There are a few different types of root canal treatments that can be done depending on your individual case. All have a similar goal in mind—to save your teeth and keep decay and bacteria from further affecting it.
Here are a few different types of endodontic therapy to know about!
Nonsurgical Endodontic Treatment
Nonsurgical endodontic treatment is a type of treatment where inner nerve tissue is removed and the inner chamber is sealed. This type of treatment is common among patients whose teeth have experienced extensive decay that can’t be fixed with fillings.
During a non-surgical root canal procedure, drilling is done farther down than a normal filling. Drilling farther helps access the pulp canal and makes it easy to clean.
Apicoectomy treatment is also considered a microsurgical procedure. In case, a non-surgical root canal procedure is unsuccessful, an apicoectomy treatment is adopted.
In an apicoectomy procedure, the very tip of a tooth’s root is removed and filled with the material to seal the canal.
Pulpotomy and Pulpectomy
Pulpotomy and pulpectomy are types of root canal procedures recommended only for children. Though both pulpotomy and pulpectomy are used to save a child’s natural tooth, they have one difference.
Pulpectomy procedure is used when a child has an extensive tooth infection or decay. In this procedure, all the infected pulp is removed and replaced with a filler material.

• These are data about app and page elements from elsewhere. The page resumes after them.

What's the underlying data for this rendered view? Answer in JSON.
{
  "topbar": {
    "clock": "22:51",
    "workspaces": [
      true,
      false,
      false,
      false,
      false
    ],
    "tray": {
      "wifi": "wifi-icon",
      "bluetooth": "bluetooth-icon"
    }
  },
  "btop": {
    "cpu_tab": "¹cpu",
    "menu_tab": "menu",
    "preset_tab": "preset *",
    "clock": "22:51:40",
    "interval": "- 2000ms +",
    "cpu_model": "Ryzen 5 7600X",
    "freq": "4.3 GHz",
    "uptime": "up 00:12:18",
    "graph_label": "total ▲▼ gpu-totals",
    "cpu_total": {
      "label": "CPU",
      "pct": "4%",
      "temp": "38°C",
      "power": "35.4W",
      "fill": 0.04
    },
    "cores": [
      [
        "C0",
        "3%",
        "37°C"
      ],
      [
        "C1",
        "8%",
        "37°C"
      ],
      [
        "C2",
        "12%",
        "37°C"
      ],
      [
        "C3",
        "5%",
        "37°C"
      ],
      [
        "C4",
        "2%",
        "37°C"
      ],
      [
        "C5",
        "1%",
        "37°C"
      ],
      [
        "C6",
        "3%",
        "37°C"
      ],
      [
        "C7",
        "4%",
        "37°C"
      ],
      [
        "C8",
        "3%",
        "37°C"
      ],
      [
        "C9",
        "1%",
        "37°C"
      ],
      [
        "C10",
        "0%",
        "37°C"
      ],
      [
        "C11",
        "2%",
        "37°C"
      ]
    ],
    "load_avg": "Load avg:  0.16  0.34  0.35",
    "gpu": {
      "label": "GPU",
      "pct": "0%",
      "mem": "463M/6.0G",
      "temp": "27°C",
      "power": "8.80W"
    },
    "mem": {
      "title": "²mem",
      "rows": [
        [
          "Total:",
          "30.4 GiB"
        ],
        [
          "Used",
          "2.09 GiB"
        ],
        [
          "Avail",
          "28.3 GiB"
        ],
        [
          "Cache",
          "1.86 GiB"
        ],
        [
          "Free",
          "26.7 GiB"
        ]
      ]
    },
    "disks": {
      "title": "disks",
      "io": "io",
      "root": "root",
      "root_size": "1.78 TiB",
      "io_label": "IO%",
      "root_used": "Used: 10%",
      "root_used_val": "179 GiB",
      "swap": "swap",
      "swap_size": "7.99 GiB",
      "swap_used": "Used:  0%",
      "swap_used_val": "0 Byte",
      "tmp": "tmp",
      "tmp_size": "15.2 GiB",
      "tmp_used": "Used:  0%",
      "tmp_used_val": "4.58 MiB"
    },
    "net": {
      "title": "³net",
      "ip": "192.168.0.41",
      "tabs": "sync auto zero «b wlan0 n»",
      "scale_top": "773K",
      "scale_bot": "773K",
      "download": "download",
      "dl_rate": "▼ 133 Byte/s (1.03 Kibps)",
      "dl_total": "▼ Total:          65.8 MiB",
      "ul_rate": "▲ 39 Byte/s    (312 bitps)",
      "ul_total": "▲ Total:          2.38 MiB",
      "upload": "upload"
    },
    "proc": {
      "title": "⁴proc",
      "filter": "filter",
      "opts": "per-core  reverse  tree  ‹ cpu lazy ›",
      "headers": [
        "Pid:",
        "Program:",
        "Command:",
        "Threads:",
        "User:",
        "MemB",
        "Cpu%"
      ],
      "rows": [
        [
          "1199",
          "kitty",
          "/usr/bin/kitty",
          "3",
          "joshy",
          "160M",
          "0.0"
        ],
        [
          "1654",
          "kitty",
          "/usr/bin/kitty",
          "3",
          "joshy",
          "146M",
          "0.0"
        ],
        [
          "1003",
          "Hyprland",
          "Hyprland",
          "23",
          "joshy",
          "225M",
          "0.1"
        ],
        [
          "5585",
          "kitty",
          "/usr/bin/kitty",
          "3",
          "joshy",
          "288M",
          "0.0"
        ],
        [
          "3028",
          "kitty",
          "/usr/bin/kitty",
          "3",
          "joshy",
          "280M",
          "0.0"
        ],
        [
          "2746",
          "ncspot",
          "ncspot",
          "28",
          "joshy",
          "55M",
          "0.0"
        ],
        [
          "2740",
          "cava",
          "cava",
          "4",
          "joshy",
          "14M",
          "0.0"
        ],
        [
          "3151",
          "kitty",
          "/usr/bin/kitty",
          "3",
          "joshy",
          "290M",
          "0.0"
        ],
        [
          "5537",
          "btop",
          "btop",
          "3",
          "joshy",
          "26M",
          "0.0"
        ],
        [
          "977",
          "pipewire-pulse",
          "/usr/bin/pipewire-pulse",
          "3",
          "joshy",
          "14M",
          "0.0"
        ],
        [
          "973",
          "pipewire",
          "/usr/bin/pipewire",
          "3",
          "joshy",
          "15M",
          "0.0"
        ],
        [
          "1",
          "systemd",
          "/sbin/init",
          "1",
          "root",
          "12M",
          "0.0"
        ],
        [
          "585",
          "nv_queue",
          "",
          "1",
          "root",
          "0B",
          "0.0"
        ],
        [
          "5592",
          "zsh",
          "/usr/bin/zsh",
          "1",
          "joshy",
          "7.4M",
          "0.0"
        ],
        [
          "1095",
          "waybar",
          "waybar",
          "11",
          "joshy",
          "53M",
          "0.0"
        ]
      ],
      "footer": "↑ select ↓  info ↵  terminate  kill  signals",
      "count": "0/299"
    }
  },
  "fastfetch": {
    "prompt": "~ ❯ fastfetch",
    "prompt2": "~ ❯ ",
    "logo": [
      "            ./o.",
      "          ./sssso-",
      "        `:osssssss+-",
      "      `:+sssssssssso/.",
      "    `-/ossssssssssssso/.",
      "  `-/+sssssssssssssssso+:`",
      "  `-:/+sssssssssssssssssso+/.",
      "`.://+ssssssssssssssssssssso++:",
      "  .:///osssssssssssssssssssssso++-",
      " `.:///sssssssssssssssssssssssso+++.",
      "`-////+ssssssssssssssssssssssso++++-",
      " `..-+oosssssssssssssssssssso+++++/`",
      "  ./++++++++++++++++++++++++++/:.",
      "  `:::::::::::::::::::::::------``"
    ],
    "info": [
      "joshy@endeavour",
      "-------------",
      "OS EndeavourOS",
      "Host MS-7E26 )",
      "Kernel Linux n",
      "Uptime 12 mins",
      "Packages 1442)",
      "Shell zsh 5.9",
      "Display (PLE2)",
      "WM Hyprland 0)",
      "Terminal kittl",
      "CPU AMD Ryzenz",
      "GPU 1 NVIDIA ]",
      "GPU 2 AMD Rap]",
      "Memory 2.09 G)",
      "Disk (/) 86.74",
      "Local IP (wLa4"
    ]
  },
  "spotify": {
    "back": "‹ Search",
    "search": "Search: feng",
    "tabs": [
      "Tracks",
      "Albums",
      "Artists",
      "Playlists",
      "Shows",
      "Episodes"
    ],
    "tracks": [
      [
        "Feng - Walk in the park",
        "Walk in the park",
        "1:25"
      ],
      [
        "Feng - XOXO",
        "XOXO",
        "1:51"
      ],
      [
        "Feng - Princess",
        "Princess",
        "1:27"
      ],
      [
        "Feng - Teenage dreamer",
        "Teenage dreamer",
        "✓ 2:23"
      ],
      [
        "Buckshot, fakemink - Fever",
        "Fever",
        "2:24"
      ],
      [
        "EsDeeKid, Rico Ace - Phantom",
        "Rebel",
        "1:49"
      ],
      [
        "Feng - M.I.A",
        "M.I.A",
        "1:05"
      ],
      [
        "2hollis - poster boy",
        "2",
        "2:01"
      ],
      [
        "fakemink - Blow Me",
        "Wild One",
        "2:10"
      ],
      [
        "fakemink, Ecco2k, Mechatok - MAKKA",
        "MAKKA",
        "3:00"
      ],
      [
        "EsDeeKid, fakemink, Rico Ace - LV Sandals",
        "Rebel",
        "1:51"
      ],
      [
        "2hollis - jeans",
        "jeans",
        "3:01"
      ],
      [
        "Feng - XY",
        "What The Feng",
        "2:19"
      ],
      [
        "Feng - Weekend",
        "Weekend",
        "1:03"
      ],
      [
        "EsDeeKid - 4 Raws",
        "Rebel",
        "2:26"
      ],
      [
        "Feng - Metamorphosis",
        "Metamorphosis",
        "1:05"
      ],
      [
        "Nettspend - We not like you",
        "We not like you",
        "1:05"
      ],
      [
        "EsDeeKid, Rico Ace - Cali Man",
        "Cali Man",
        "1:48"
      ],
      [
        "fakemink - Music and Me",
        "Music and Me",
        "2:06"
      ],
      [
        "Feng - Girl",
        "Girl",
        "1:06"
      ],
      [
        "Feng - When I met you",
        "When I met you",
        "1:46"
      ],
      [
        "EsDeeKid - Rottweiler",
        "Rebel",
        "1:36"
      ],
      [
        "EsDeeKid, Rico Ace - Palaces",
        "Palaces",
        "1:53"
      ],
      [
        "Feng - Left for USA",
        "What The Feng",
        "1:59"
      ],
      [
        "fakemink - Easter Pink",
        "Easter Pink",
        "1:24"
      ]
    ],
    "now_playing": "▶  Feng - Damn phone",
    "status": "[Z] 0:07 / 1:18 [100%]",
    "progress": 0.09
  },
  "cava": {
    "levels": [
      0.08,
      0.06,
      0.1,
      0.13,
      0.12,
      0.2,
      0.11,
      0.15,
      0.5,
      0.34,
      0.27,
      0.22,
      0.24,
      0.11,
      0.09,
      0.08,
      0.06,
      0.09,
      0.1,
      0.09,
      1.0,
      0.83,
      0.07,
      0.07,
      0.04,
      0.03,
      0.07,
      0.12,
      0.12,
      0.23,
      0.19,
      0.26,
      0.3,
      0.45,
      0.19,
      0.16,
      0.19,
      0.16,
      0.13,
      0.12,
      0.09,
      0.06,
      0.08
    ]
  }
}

Whereas in a pulpotomy procedure they don’t use filler material. Once the affected pulp of the tooth’s chamber is removed, the healthy pulp is left to grow in your child’s tooth roots.
How are Root Canals Performed?
Like any other dental procedure, the endodontic treatment follows specific steps.
Performing Dental X-Rays: The dentist will take X-rays of your teeth and spot the affected area.
Anesthesia: Once the affected area is spotted, a patient will be given local anesthesia. Thorough mouth cleaning will also be done at this stage.
Removing the pulp: As the anesthesia starts to kick in, the dentist will make a small hole on the surface of the tooth. With the help of dental equipment, the dead pulp tissue is removed with very small files.
Treating the Opening: Once the bacteria and dead pulp are removed, the dentist will medicate the internal tooth to kill any remaining bacteria to prevent future reinfection.
Sealing the Tooth/Temporary Filling: Once the pulp is removed and bacteria is removed, it’s time for filling and sealing the opening.
Depending on the infection and the location of a tooth, patients are either given a temporary filling or a permanent filling. Note that a temporary filling should be replaced with a permanent one at the given date your dentist assigns you.
Once the filling is complete, a crown is placed to protect the teeth and root.
Restoring the Tooth: Restoring teeth is the next step for patients who have a temporary filling. At this stage, temporary fillings are removed and replaced with permanent fillings.
In many cases, an artificial crown will replace the tip of your tooth.
Tips For Preventing Pulp Canal Infections
Once you have your pulp canal infection treated, it’s important to take care of it to prevent any infection in the future. Here are tips for preventing further infections and taking care of your treated teeth.
- Brush your teeth twice a day.
- Use a gentle antiseptic mouthwash.
- Restore your teeth permanently as soon as possible.
- Get dental cleaning at least twice a year.
- See your dentist right away if you notice any early signs of infection.
FAQs About Root Canals